> Exercise instructions
Find the lines below that include the word "true" and report how many there are, with no other text.

> Interface dataset entries
▽
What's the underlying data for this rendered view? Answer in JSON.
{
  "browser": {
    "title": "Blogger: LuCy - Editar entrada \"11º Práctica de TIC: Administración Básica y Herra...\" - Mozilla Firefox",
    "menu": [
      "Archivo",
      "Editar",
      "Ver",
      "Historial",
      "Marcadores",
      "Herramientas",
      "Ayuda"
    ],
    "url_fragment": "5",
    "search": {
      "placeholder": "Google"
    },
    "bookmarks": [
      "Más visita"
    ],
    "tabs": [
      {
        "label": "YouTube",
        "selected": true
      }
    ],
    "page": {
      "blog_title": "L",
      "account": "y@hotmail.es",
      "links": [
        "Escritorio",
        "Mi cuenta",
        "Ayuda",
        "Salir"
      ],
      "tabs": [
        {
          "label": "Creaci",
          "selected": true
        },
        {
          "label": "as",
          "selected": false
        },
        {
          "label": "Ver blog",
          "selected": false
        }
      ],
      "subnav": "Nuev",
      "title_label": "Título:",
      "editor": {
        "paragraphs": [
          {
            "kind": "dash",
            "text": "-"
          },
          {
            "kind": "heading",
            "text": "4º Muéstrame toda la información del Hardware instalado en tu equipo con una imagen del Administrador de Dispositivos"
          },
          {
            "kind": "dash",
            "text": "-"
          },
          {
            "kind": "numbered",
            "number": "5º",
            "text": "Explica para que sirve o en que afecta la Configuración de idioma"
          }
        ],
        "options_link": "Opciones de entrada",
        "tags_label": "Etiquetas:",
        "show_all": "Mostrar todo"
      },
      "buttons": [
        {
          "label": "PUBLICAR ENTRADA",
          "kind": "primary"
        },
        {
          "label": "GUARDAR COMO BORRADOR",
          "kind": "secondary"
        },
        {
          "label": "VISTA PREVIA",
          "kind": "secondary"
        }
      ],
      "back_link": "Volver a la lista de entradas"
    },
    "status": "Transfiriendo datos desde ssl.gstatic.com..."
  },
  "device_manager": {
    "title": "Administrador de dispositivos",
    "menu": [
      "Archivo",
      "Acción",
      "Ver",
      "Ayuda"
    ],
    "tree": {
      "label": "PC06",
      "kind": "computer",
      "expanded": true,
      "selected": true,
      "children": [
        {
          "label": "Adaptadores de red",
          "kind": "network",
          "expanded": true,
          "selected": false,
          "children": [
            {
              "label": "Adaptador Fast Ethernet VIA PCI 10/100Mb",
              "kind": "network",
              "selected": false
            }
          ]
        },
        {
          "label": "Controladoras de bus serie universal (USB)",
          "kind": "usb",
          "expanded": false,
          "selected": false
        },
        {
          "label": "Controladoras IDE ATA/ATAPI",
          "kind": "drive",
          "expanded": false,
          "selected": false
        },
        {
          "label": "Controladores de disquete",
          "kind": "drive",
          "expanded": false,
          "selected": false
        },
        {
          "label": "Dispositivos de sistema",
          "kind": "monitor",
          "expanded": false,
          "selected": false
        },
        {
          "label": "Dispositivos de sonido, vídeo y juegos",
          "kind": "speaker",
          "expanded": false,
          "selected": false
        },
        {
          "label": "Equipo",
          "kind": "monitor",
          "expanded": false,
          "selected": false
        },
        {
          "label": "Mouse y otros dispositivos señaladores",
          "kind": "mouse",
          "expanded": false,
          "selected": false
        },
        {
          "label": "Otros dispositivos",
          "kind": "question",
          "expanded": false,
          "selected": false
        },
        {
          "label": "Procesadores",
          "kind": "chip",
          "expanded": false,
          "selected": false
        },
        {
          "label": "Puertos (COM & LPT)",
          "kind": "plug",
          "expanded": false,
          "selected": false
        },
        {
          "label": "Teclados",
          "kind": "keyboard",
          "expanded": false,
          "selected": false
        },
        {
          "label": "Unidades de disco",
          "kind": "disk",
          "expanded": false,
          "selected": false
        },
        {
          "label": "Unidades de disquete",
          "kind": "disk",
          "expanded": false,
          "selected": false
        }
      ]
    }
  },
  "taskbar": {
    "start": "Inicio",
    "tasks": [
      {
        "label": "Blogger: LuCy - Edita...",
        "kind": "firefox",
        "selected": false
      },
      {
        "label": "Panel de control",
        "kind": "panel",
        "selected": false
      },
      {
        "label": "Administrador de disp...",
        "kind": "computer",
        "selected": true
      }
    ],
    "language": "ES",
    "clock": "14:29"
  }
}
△
> Answer to this exercise
6